But keeping disinformation off platforms is proving no small task. Twitter said in August it had suspended 936 accounts linked to a China-backed operation, as well as a network of 200,000 other accounts. Facebook and YouTube announced similar moves the same month.

Still, researchers from Astroscreen, as well as Nisos Inc., FireEye Inc. and Graphika Inc., have found evidence suggesting that digital activity targeting the Hong Kong protests continued after the removals.

Shelly Banjo and Alyza Sebenius, “Trolls Renew Social Media Attacks on Hong Kong’s Protesters” at Bloomberg

Many of these new accounts, created between August and October, have few followers, a generic profile picture, and tweet mainly about the Hong Kong protests with generic hashtags, such as #HongKong. As Donara Barojan from Astroscreen notes, the point is to create a false consensus.

The risks of seeing people as “cockroaches”
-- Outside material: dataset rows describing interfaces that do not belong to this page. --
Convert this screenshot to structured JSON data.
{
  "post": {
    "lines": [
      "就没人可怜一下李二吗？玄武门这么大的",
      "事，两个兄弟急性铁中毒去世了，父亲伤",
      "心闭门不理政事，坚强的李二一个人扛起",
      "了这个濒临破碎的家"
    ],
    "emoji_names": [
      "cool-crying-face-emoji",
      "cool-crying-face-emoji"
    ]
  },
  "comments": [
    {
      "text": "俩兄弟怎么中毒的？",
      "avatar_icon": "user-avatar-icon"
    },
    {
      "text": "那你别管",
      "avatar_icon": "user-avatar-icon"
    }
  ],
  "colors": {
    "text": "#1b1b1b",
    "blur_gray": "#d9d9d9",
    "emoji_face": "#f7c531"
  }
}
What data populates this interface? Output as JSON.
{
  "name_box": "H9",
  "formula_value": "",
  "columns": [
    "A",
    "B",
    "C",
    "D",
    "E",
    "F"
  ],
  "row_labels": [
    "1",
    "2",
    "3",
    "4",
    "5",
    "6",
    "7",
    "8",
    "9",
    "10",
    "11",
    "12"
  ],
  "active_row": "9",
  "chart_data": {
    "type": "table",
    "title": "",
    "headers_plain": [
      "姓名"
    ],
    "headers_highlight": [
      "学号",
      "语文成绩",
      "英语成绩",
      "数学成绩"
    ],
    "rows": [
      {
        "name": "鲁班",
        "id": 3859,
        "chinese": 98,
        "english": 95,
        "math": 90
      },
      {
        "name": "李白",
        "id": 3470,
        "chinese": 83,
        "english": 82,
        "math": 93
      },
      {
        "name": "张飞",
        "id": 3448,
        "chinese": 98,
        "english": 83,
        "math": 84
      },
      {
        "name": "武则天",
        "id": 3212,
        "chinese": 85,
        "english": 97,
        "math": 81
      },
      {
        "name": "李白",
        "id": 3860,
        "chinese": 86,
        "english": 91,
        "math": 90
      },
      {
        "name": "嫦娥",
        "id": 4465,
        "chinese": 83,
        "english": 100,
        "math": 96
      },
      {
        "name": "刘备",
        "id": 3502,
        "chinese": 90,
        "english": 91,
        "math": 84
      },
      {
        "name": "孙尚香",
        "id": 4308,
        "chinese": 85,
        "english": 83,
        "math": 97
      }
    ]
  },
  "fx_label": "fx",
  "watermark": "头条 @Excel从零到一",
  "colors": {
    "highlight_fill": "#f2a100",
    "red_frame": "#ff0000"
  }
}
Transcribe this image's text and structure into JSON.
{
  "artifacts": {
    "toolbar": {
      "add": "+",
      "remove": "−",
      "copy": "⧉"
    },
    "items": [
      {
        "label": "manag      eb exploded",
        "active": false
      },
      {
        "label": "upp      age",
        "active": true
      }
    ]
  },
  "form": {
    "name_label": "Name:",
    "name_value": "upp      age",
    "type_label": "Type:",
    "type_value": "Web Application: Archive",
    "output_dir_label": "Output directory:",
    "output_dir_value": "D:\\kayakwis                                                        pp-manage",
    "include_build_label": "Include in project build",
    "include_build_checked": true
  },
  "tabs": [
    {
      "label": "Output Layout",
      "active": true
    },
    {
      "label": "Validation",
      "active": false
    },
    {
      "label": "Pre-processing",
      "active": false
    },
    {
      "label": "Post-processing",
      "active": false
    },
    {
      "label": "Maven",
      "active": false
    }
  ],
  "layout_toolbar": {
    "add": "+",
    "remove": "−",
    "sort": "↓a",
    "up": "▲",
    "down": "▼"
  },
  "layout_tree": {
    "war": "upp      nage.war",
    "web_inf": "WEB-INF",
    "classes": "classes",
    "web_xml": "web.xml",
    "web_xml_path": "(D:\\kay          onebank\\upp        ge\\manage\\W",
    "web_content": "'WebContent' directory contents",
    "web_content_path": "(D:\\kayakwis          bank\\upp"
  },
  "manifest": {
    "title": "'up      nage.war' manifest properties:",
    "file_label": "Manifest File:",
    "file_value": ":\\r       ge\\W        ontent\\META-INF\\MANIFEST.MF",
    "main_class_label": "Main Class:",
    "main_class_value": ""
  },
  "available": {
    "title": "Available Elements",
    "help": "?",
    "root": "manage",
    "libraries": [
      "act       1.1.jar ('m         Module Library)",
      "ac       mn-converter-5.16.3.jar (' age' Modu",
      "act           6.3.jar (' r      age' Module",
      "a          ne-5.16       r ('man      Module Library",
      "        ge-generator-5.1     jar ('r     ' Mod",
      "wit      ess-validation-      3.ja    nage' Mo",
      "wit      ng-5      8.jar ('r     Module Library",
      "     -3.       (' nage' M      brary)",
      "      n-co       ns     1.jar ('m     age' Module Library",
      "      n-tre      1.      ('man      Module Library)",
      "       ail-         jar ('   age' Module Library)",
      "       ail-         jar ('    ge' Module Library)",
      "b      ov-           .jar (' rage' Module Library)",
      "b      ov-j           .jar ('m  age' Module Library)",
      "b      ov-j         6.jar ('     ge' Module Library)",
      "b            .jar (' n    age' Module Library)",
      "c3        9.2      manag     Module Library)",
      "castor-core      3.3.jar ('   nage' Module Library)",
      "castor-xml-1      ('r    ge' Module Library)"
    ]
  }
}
Not only do words in the media or on the internet have power, but so do the words both parties are using IRL (in real life). A Washington Post article warns that animosity between protesters and the police has reached a point where both are calling each other dehumanizing names like “cockroach” or “dog.” The police use of the term “cockroaches” has historical baggage. As the Washington Post notes , it was used by the Nazis against the Jews and by Hutus against Tutsis in the Rwandan genocide.

To make matters worse, early November has been particularly violent. The police used tear gas against peaceful protestors and a pro-Beijing politician was stabbed by an activist.

As Professor William Donohue, who studied the function of this type of rapidly disseminated language in the Rwandan genocide, has pointed out

“If the state actor comes from a democratically elected system, you typically don’t get this kind of language [as] there is the assumption that the government is accountable to the people.

But when you have a government that is not elected, when it rules by other means, they feel less restricted, they are not accountable to anybody.”

Shibani Mahtani, Timothy McLaughlin, “‘Dogs’ vs. ‘cockroaches’: On Hong Kong streets, language of genocide rears its head” at MSN News

Words have power. The narrative is told through the words that describe the characters. Is the story about unruly rioters infesting city streets or is it about young protesters fearing the loss of their rights? Are the protesters described as pro-democracy or anti-government? Are the police trying to restore order or are they following orders? It depends on whose story you get to hear.


Here are some of Heather Zeiger s recent reports on the high tech battle for freedom in Hong Kong:

Hi-tech Freedom Game in Hong Kong: Technology can oppress a people group or it can give them a voice
Can China really silence Hong Kong?

The unadvertised cost of doing business with China: It’s a big market, with one Big Player, and some strange rules. In China, censorship includes democracy, human rights, sex, George Orwell’s 1984, and Winnie-the-Pooh (because the stuffed literary bear has been compared by some Chinese bloggers to their President). Such censorship, say many, minimizes the value of the internet.

China: What You Didn’t Say Could Be Used Against You An AI voiceprint could be used to generate words never said.

In China, high-tech racial profiling is social policy. For an ethnic minority, a physical checkup includes blood samples, fingerprints, iris scans, and voice recordings. The Chinese government seeks a database of everyone in the country, not only to track individuals but to determine the ethnicity of those who run up against the law.

and

The internet doesn’t free anyone by itself. China is testing 100% surveillance on the Uyghurs, a strategically critical minority.


Heather Zeiger

Heather Zeiger is a freelance science writer in Dallas, TX. She has advanced degrees in chemistry and bioethics and writes on the intersection of science, technology, and society. She also serves as a research analyst with The Center for Bioethics & Human Dignity. Heather writes for bioethics.com, Salvo Magazine, and her work has appeared in RelevantMercatorNet, Quartz, and The New Atlantis.

Tiananmen Square 30 Years On: Words Still Have Power